  15. Li H, Ruan J, Durbin R: Mapping short DNA sequencing reads and calling variants using mapping quality scores. Genome Res 2008; 18: 1851–1858. | Article | PubMed | ISI | ChemPort |
  16. Li H, Handsaker B, Wysoker A et al: The Sequence Alignment/Map format and SAMtools. Bioinformatics 2009; 25: 2078–2079. | Article | PubMed | ISI | ChemPort |
  17. Quinlan AR, Hall IM: BEDTools: a flexible suite of utilities for comparing genomic features. Bioinformatics 2010; 26: 841–842. | Article | PubMed | ISI | ChemPort |
  18. Sherry ST, Ward MH, Kholodov M et al: dbSNP: the NCBI database of genetic variation. Nucleic Acids Res 2001; 29: 308–311. | Article | PubMed | ISI | ChemPort |
  19. Hübner CA, Jentsch TJ: Ion channel diseases. Hum Mol Genet 2002; 11: 2435–2445. | Article | PubMed | ISI |
  20. Ng SB, Bigham AW, Buckingham KJ et al: Exome sequencing identifies MLL2 mutations as a cause of Kabuki syndrome. Nat Genet 2010; 42: 790–793. | Article | PubMed | ISI | ChemPort |

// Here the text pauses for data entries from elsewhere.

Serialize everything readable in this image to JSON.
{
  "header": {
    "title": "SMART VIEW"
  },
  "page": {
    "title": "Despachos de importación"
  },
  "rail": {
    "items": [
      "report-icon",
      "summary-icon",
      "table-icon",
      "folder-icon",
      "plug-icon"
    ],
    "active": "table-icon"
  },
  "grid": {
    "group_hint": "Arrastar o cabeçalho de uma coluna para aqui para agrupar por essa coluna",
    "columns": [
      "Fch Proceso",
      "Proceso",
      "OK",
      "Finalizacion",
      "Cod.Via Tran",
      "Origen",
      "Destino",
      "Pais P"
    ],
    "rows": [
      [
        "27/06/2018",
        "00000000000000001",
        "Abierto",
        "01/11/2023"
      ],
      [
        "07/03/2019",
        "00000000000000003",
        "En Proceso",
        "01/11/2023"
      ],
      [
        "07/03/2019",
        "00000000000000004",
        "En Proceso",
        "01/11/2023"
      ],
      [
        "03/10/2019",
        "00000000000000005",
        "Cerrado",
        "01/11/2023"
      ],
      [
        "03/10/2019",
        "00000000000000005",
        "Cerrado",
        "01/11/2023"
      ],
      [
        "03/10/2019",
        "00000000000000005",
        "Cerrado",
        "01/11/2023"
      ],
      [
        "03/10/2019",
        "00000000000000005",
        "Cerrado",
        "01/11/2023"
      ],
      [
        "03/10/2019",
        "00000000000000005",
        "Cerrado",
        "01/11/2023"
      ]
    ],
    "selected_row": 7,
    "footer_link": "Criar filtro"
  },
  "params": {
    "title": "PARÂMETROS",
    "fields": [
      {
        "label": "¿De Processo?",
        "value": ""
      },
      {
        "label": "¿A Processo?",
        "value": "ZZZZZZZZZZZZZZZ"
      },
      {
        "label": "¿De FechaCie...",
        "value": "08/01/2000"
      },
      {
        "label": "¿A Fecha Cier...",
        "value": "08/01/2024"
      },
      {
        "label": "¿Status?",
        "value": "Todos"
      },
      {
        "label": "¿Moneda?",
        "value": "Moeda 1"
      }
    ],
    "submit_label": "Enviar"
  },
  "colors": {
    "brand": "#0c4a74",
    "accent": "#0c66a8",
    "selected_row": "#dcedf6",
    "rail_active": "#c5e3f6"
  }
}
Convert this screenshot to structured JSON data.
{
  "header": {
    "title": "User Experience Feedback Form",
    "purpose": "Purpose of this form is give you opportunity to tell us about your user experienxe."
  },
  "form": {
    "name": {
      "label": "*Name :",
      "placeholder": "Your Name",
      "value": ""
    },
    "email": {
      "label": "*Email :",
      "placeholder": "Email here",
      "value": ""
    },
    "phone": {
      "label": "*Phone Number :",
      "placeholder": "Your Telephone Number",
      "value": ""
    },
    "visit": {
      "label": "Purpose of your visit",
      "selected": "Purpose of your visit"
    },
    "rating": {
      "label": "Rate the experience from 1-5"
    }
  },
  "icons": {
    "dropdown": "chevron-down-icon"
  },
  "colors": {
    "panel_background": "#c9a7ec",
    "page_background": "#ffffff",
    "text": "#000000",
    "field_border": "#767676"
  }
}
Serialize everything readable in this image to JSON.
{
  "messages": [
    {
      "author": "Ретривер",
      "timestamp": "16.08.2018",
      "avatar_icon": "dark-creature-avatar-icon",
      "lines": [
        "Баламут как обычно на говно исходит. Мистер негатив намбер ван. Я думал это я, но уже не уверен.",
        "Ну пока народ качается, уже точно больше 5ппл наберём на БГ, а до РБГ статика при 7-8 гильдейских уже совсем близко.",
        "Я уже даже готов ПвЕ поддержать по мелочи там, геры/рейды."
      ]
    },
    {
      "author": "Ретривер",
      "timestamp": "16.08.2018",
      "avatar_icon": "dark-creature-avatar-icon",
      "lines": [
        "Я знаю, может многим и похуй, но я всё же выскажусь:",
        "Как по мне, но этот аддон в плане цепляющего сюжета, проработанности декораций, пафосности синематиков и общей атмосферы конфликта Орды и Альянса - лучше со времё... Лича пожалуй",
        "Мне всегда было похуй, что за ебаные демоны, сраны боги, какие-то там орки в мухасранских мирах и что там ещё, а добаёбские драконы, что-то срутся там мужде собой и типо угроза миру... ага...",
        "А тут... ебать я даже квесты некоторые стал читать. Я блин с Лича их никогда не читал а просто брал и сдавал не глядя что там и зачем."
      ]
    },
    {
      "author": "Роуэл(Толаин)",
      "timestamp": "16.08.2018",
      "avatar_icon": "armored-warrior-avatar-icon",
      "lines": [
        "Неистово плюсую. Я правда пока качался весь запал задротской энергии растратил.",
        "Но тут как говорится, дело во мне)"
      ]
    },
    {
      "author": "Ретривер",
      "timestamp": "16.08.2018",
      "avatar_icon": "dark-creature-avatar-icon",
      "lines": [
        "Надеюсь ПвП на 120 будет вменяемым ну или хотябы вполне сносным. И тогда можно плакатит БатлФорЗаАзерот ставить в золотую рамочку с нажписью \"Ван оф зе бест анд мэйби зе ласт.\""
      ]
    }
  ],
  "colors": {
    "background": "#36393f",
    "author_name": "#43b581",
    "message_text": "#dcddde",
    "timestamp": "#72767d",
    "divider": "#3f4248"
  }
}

  21. Futreal PA, Coin L, Marshall M et al: A census of human cancer genes. Nat Rev Cancer 2004; 4: 177–183. | Article | PubMed | ISI | ChemPort |
  22. Kalay E, Yigit G, Aslan Y et al: CEP152 is a novel genome-maintenance protein and its disruption causes genomic instability in Seckel syndrome. Nature Genetics 2011; 43: 23–26. | Article | PubMed | ISI |

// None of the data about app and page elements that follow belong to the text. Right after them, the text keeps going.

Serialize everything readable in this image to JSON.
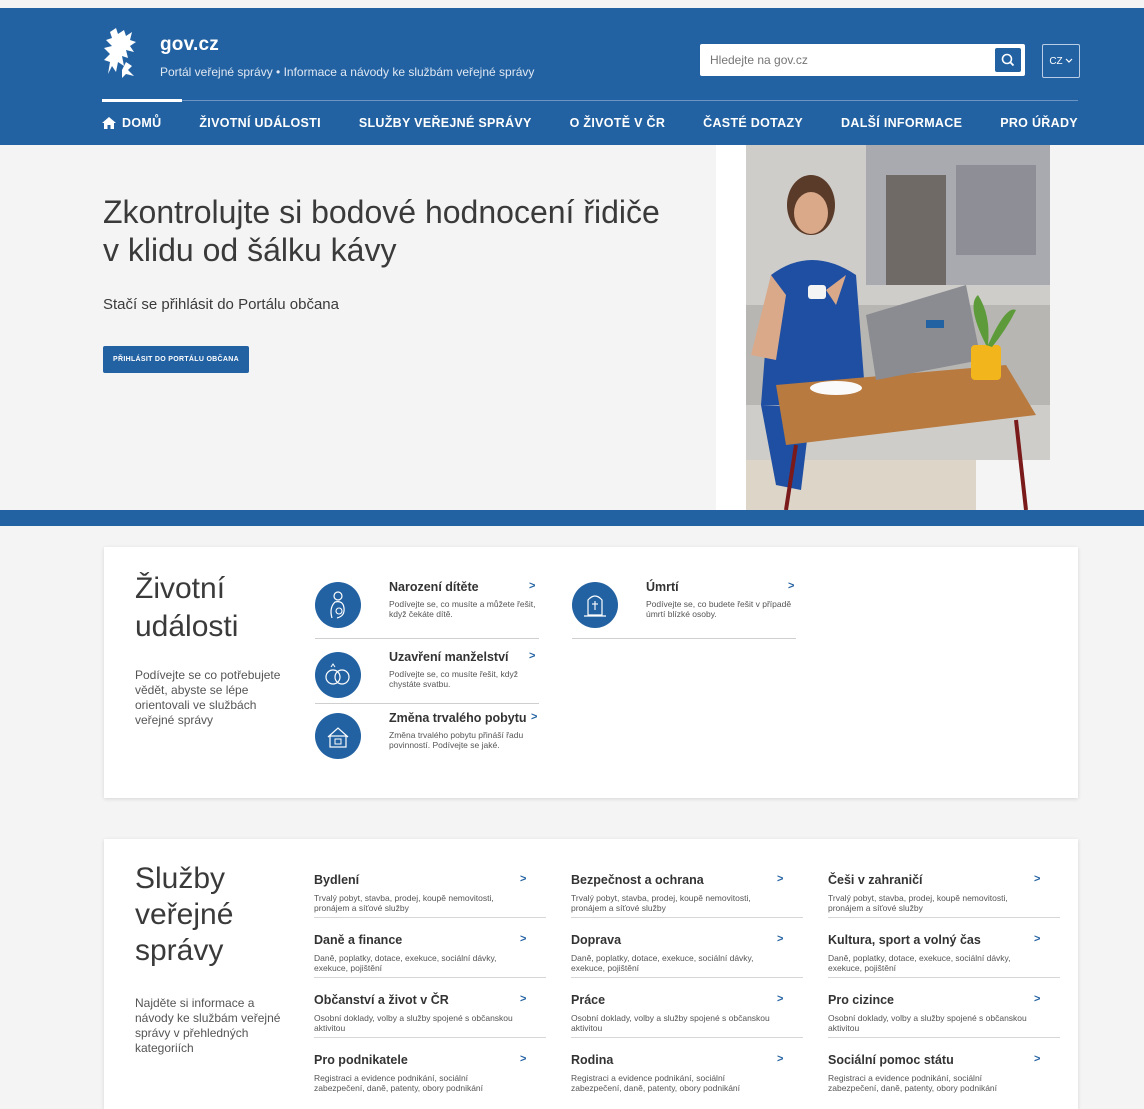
{
  "header": {
    "brand": "gov.cz",
    "tagline": "Portál veřejné správy • Informace a návody ke službám veřejné správy",
    "search_placeholder": "Hledejte na gov.cz",
    "lang": "CZ"
  },
  "nav": [
    {
      "label": "DOMŮ",
      "icon": "home-icon"
    },
    {
      "label": "ŽIVOTNÍ UDÁLOSTI"
    },
    {
      "label": "SLUŽBY VEŘEJNÉ SPRÁVY"
    },
    {
      "label": "O ŽIVOTĚ V ČR"
    },
    {
      "label": "ČASTÉ DOTAZY"
    },
    {
      "label": "DALŠÍ INFORMACE"
    },
    {
      "label": "PRO ÚŘADY"
    }
  ],
  "hero": {
    "title": "Zkontrolujte si bodové hodnocení řidiče v klidu od šálku kávy",
    "subtitle": "Stačí se přihlásit do Portálu občana",
    "button": "PŘIHLÁSIT DO PORTÁLU OBČANA"
  },
  "life_events": {
    "title_line1": "Životní",
    "title_line2": "události",
    "description": "Podívejte se co potřebujete vědět, abyste se lépe orientovali ve službách veřejné správy",
    "items": [
      {
        "title": "Narození dítěte",
        "text": "Podívejte se, co musíte a můžete řešit, když čekáte dítě.",
        "icon": "baby-icon"
      },
      {
        "title": "Uzavření manželství",
        "text": "Podívejte se, co musíte řešit, když chystáte svatbu.",
        "icon": "rings-icon"
      },
      {
        "title": "Změna trvalého pobytu",
        "text": "Změna trvalého pobytu přináší řadu povinností. Podívejte se jaké.",
        "icon": "house-icon"
      },
      {
        "title": "Úmrtí",
        "text": "Podívejte se, co budete řešit v případě úmrtí blízké osoby.",
        "icon": "grave-icon"
      }
    ]
  },
  "services": {
    "title_line1": "Služby",
    "title_line2": "veřejné",
    "title_line3": "správy",
    "description": "Najděte si informace a návody ke službám veřejné správy v přehledných kategoriích",
    "columns": [
      [
        {
          "title": "Bydlení",
          "text": "Trvalý pobyt, stavba, prodej, koupě nemovitosti, pronájem a síťové služby"
        },
        {
          "title": "Daně a finance",
          "text": "Daně, poplatky, dotace, exekuce, sociální dávky, exekuce, pojištění"
        },
        {
          "title": "Občanství a život v ČR",
          "text": "Osobní doklady, volby a služby spojené s občanskou aktivitou"
        },
        {
          "title": "Pro podnikatele",
          "text": "Registraci a evidence podnikání, sociální zabezpečení, daně, patenty, obory podnikání"
        }
      ],
      [
        {
          "title": "Bezpečnost a ochrana",
          "text": "Trvalý pobyt, stavba, prodej, koupě nemovitosti, pronájem a síťové služby"
        },
        {
          "title": "Doprava",
          "text": "Daně, poplatky, dotace, exekuce, sociální dávky, exekuce, pojištění"
        },
        {
          "title": "Práce",
          "text": "Osobní doklady, volby a služby spojené s občanskou aktivitou"
        },
        {
          "title": "Rodina",
          "text": "Registraci a evidence podnikání, sociální zabezpečení, daně, patenty, obory podnikání"
        }
      ],
      [
        {
          "title": "Češi v zahraničí",
          "text": "Trvalý pobyt, stavba, prodej, koupě nemovitosti, pronájem a síťové služby"
        },
        {
          "title": "Kultura, sport a volný čas",
          "text": "Daně, poplatky, dotace, exekuce, sociální dávky, exekuce, pojištění"
        },
        {
          "title": "Pro cizince",
          "text": "Osobní doklady, volby a služby spojené s občanskou aktivitou"
        },
        {
          "title": "Sociální pomoc státu",
          "text": "Registraci a evidence podnikání, sociální zabezpečení, daně, patenty, obory podnikání"
        }
      ]
    ]
  },
  "colors": {
    "primary": "#2362a2",
    "background": "#f4f4f4"
  }
}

We thank Hazel Arbery and Matt Humphries for their work on sequence capture, the sequencing teams at the WTSI, especially Mike Quail and John Burton, as well as Barbara Novak, Carlos Pabon-Pena and Angelica Giuffre for probe design, formulation and validation. This work was supported by the Wellcome Trust (grant numbers WT089062, WT062023 and WT077198). FK is supported by the National Institute of Health (grant number 5U54HG004555). MSC is supported by the National Institute for Health Research Cambridge Biomedical Research Centre. PP is supported by the ECOGENE project (EC grant number 205419), by the EU through the Estonian Centre of Excellence in Genomics and by the Estonian Ministry of Education and Research (grant number SF0180026s09). AP and A-EL acknowledge support from the Academy of Finland (200923). Sequencing data have been deposited at the European Genome-Phenome Archive ( under accession number EGAS00001000016 and the European Nucleotide Archive ( under accession ERP000523.

Supplementary Information accompanies the paper on European Journal of Human Genetics website

This work is licensed under a Creative Commons Attribution-NonCommercial-NoDerivative Works 3.0 Unported License.
To view a copy of this license, visit